It is estimated that around 36 million people in the United States have onychomycosis, a fungal nail infection. Fungal nail infections are more common in toenails, but they also occur in fingernails. They are more likely in adults and often follow a fungal foot infection, like athlete's foot.
When the nail is infected with fungi, it becomes yellowish, dry and brittle. The nail also becomes thicker, as layers of fungi grow and bloom. The nail may even separate from the skin, slightly rising off the toe.
Locker rooms, public pools and gym showers can all be sources of fungal infections. Fungi love these hot, damp environments. Nail salons can also be a source of fungal infection. If the foot tub is not properly cleaned after a pedicure, fungi can live there, infecting the next person that puts their feet in tub.
Perhaps the best way to prevent a fungal toenail infection is not to go barefoot at public pools or locker rooms. When you go to the nail salon, be sure the equipment is properly cleaned.
Although they may not hurt, it is best to treat fungal infections early. Untreated fungal infections can become very painful, making it difficult to walk and uncomfortable to wear shoes.

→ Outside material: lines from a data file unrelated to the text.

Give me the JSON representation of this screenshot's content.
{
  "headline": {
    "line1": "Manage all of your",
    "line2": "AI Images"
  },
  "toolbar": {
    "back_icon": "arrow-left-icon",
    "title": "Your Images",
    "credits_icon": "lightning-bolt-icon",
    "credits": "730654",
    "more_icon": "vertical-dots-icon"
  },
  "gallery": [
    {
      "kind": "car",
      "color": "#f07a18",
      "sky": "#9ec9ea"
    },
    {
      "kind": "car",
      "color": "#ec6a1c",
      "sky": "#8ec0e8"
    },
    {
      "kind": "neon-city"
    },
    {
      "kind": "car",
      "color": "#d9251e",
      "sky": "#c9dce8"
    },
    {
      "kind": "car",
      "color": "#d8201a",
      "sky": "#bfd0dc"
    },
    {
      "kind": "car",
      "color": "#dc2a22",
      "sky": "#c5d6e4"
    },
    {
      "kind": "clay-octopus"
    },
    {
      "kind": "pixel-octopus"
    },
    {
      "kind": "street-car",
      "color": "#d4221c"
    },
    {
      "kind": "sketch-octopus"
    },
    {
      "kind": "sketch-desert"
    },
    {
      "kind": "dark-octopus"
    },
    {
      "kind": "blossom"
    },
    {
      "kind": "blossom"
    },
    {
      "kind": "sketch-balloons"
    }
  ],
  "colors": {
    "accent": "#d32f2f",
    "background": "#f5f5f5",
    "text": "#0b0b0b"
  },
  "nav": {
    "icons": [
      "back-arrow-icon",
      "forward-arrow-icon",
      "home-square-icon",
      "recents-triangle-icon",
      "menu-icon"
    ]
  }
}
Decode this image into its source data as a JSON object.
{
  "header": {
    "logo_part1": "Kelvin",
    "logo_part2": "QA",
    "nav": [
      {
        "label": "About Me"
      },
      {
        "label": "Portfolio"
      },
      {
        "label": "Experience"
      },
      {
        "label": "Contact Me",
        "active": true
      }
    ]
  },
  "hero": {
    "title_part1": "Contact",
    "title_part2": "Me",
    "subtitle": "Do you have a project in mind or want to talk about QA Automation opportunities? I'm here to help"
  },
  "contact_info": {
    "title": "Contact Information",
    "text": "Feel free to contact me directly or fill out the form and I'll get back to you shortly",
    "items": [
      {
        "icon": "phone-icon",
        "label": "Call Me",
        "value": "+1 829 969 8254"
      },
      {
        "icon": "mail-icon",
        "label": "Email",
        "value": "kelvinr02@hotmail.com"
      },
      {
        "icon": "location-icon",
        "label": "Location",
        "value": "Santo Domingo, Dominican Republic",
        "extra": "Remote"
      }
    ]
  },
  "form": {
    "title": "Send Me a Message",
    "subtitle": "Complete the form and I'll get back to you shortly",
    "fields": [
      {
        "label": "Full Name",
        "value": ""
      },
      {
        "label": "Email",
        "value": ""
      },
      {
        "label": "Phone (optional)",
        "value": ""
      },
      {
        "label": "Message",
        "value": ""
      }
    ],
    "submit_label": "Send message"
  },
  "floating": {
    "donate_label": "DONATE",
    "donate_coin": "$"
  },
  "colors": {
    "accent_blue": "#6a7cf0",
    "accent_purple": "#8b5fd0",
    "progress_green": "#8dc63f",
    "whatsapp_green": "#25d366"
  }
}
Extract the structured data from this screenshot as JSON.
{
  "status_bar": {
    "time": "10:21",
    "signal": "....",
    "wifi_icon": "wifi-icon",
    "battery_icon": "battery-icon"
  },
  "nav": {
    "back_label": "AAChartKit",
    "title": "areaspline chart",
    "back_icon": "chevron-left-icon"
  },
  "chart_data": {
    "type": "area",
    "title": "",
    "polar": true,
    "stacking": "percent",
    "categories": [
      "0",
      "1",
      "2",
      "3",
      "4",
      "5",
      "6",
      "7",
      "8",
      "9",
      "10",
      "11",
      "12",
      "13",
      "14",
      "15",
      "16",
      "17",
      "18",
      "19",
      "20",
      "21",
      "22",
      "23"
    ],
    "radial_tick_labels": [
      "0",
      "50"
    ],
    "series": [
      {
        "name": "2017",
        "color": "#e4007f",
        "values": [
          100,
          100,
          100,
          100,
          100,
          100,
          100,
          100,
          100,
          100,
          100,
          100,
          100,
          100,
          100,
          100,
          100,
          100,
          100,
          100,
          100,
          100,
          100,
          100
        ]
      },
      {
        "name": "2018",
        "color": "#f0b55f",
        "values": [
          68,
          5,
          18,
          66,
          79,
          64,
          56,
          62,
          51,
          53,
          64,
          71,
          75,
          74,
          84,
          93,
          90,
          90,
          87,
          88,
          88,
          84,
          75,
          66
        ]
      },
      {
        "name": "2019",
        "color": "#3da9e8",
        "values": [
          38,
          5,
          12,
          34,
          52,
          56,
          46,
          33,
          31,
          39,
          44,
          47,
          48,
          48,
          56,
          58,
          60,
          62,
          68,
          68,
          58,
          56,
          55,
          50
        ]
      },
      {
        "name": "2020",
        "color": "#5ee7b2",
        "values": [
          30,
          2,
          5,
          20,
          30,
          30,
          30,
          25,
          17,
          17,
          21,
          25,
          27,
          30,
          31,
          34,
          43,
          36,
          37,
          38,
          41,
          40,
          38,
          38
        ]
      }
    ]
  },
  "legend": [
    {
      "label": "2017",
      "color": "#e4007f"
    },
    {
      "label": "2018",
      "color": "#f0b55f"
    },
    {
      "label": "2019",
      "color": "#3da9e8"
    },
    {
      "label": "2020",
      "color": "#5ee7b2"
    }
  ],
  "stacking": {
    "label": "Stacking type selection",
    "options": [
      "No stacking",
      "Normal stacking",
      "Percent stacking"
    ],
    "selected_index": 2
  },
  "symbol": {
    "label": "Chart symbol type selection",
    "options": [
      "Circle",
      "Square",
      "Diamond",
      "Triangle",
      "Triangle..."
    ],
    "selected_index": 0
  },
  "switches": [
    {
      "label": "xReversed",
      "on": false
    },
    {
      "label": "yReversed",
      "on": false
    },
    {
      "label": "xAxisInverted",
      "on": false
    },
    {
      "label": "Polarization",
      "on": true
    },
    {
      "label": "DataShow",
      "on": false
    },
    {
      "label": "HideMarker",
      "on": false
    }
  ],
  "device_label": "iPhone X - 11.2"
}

Doctors prescribe topical ointments or oral medication depending on how much the fungus has grown. Fungal nail infections are not life threatening. It can take years before the infection becomes large enough to cause pain or difficulty walking.